Material for this task section start

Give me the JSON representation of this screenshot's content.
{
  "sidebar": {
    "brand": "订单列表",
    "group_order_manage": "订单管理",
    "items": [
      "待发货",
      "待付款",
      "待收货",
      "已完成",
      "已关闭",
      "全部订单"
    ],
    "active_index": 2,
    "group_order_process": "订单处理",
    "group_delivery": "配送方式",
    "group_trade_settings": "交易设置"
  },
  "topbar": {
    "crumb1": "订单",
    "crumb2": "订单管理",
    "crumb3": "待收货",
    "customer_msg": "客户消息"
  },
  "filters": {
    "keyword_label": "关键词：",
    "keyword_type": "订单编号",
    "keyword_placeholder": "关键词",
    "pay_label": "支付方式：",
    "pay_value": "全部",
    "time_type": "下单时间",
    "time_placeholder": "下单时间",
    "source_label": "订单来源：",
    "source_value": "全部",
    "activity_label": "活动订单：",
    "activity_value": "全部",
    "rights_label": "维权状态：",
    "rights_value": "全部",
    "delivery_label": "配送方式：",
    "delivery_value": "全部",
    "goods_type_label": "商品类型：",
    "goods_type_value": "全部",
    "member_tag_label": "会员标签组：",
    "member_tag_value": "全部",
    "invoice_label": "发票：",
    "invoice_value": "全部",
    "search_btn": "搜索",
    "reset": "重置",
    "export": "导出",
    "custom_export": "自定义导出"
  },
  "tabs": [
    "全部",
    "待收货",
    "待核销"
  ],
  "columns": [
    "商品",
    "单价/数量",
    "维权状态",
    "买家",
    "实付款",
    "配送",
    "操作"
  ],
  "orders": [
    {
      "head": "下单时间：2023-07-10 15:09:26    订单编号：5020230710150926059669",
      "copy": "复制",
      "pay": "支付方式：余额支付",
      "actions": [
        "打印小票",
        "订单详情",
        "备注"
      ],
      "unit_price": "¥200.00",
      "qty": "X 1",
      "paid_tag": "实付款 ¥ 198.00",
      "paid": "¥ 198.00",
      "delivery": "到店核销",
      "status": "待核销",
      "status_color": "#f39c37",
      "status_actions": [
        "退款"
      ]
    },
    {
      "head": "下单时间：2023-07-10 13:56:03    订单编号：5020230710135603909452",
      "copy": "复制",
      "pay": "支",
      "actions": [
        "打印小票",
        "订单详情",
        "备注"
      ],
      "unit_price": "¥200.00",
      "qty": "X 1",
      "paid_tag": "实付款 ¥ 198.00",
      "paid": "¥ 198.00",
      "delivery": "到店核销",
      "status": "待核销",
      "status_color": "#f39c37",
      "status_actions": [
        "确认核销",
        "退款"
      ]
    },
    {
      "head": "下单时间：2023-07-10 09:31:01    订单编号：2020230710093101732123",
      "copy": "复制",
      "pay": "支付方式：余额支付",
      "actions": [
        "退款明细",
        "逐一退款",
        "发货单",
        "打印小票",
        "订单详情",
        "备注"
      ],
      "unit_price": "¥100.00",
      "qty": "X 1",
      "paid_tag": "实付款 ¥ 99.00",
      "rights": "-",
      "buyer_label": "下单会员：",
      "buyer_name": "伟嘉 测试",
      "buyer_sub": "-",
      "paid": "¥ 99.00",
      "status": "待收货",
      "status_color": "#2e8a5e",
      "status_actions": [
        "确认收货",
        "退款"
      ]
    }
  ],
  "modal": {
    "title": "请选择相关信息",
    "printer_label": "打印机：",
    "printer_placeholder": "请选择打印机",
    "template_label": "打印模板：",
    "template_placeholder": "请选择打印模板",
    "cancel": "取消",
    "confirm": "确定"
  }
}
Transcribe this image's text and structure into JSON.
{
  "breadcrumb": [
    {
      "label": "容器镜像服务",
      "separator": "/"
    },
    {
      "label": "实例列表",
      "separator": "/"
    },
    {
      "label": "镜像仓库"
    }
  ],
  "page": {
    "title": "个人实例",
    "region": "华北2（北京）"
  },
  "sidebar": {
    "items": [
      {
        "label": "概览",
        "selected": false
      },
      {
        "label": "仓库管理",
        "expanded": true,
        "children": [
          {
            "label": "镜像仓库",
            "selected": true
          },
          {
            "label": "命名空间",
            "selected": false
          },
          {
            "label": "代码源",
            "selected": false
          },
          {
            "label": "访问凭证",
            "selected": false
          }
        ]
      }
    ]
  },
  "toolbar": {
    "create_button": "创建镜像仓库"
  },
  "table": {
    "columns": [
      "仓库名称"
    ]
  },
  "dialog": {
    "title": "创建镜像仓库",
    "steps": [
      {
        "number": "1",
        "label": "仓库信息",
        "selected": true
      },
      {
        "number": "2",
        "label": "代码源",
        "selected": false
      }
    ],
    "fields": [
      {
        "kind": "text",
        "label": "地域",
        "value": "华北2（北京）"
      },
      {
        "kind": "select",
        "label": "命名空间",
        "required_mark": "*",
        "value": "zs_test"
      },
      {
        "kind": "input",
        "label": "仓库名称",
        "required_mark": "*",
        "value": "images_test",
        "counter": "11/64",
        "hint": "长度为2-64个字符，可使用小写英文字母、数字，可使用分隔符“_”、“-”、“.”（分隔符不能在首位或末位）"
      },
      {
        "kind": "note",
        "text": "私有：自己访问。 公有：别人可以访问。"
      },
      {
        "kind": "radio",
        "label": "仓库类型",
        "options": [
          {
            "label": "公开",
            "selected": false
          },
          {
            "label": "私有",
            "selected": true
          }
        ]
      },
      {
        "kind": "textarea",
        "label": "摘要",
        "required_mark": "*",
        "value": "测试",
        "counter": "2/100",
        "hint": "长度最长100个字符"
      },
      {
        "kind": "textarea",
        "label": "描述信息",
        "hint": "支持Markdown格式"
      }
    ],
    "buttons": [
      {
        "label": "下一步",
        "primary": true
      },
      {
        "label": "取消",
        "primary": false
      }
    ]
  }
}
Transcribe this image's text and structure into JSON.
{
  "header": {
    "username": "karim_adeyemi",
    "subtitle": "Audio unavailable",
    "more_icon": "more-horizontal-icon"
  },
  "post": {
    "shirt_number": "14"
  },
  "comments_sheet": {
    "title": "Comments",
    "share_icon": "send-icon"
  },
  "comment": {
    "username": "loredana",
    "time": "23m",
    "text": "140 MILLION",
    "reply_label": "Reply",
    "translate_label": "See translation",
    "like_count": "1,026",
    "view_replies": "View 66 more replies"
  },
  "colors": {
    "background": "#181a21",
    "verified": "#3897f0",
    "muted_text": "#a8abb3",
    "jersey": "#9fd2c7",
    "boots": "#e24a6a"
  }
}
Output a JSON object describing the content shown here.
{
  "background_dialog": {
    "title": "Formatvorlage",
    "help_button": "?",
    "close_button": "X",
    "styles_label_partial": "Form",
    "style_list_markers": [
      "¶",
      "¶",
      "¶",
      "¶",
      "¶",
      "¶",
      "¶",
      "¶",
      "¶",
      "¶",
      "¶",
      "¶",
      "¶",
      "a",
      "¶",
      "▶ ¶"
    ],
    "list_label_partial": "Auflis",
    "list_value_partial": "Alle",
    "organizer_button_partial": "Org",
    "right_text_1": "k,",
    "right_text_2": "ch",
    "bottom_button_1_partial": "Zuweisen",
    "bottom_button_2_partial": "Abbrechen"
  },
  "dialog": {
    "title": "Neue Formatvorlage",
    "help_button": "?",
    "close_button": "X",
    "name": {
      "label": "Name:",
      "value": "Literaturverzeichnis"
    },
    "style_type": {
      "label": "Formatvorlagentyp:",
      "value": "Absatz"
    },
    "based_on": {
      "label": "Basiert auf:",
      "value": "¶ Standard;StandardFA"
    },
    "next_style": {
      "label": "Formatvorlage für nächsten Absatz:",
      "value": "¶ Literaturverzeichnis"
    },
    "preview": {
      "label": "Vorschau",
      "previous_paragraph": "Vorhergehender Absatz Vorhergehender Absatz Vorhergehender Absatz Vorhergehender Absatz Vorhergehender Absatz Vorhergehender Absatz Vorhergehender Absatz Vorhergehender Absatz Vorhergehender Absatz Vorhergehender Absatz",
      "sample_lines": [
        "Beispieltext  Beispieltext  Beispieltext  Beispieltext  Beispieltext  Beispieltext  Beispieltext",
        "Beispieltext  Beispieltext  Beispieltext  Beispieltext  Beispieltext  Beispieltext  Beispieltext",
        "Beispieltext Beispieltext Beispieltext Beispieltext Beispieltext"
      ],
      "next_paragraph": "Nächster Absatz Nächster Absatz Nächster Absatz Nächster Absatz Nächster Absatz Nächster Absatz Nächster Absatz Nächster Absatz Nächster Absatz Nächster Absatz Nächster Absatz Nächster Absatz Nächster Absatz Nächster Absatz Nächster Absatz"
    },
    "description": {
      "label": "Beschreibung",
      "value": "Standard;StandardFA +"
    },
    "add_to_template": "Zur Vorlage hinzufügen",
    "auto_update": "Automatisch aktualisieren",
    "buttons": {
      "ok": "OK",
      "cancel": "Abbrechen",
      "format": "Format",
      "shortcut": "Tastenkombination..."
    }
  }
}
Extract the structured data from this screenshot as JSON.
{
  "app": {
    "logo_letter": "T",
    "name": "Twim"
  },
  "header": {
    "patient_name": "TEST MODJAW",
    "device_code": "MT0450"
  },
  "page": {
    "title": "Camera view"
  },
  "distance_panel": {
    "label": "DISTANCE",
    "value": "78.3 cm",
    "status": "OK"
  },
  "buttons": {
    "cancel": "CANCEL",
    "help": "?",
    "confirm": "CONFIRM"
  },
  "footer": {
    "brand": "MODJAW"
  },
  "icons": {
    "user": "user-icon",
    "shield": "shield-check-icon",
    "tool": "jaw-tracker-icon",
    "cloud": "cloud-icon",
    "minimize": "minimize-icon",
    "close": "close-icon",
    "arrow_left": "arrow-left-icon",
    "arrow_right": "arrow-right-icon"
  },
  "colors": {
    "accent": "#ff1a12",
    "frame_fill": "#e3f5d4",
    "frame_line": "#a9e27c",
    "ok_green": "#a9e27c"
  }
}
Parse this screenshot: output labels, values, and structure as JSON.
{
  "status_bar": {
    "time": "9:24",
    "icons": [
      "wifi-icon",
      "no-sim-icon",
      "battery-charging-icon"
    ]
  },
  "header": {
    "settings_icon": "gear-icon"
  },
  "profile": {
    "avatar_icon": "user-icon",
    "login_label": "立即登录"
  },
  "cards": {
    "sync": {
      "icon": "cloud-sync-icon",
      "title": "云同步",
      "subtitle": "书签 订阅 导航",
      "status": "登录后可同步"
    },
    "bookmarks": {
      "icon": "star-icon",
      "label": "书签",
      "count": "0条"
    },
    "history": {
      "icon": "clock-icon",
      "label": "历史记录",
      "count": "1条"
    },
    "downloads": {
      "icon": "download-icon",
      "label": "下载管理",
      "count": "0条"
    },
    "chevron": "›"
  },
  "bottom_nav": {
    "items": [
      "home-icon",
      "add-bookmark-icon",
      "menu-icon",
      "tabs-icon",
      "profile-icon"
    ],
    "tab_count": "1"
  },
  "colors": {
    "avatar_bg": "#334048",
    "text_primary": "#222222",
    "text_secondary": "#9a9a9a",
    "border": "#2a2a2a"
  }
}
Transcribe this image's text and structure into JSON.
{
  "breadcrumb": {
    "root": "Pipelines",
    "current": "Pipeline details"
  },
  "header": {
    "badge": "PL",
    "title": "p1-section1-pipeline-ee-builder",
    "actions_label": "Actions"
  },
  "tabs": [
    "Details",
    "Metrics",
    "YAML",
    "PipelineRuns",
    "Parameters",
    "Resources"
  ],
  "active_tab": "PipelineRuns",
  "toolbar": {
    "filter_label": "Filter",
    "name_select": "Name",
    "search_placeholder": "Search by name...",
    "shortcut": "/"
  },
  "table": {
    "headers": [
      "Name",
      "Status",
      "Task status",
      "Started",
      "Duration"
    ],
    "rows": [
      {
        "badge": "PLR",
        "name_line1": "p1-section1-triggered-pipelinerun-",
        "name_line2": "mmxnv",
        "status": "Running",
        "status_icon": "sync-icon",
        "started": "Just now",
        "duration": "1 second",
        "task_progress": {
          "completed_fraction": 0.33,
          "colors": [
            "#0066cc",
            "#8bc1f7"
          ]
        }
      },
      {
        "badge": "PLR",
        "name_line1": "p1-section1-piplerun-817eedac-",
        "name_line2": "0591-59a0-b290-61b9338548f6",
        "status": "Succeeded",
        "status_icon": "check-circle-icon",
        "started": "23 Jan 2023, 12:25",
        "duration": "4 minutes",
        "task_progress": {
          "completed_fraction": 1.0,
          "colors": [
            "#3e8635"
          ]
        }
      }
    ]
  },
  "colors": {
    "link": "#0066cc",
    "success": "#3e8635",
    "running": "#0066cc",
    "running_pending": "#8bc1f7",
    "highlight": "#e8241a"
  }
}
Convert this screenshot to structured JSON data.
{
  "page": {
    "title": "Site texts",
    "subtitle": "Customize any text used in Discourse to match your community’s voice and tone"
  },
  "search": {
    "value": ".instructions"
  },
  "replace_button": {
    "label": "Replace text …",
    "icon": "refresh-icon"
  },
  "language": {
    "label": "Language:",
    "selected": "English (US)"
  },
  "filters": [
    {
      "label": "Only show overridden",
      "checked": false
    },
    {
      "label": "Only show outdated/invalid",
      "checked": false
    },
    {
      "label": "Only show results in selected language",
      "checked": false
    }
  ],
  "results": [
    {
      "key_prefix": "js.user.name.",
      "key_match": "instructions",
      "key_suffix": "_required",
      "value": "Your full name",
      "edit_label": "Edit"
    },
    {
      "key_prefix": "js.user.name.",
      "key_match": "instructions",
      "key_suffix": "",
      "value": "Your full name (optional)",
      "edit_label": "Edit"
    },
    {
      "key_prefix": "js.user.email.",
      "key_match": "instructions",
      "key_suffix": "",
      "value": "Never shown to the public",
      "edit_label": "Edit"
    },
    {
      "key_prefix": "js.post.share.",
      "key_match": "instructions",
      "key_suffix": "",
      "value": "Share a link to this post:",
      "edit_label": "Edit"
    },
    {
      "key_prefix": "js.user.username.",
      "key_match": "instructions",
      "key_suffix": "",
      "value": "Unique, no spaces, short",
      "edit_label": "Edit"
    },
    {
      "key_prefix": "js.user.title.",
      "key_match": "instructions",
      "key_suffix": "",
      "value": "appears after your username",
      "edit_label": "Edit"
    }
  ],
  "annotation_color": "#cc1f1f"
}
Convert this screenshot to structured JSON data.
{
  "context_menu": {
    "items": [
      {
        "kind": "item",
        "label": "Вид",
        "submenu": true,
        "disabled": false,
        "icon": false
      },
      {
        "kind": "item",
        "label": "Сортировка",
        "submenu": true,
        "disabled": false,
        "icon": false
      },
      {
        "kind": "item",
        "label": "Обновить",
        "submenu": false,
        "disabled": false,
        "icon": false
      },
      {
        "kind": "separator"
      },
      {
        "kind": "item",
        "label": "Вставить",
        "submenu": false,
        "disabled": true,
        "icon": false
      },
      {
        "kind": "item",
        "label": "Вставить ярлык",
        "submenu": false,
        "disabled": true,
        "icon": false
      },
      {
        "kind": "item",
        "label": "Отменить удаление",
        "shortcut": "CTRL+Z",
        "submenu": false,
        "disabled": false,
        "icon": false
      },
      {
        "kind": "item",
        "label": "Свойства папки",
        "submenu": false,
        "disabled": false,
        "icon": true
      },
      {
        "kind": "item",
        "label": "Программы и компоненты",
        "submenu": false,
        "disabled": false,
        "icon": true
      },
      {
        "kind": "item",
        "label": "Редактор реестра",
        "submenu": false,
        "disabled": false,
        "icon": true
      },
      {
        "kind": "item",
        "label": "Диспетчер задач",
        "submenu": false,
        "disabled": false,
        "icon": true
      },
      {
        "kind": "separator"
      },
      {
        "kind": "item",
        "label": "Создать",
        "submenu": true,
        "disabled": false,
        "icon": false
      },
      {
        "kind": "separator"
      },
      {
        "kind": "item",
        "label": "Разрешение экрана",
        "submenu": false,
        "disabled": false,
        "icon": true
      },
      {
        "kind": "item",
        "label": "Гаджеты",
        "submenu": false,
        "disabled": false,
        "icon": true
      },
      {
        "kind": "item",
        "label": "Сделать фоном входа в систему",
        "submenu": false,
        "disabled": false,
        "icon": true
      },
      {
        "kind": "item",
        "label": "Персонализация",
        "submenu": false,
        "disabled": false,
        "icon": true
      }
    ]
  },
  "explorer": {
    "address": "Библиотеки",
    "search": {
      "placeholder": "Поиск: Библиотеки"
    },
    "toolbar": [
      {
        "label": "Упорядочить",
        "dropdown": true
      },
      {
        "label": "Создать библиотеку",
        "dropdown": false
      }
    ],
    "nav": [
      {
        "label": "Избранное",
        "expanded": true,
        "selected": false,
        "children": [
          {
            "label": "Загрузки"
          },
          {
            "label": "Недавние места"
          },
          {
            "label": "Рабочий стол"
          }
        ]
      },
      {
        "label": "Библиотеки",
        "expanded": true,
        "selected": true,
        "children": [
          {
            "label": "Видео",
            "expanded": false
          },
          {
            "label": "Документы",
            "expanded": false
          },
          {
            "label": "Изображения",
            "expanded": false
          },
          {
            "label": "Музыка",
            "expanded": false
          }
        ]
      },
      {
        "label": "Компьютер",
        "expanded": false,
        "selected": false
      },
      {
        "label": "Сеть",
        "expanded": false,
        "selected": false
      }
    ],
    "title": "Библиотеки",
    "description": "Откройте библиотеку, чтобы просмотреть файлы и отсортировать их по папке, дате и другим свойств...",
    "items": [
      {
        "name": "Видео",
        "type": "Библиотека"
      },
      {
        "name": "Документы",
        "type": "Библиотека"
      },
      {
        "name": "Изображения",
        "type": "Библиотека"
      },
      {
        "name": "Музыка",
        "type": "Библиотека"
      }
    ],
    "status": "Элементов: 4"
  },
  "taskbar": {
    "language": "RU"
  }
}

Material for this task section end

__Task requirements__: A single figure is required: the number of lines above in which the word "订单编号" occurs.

__Solved exercise__: 4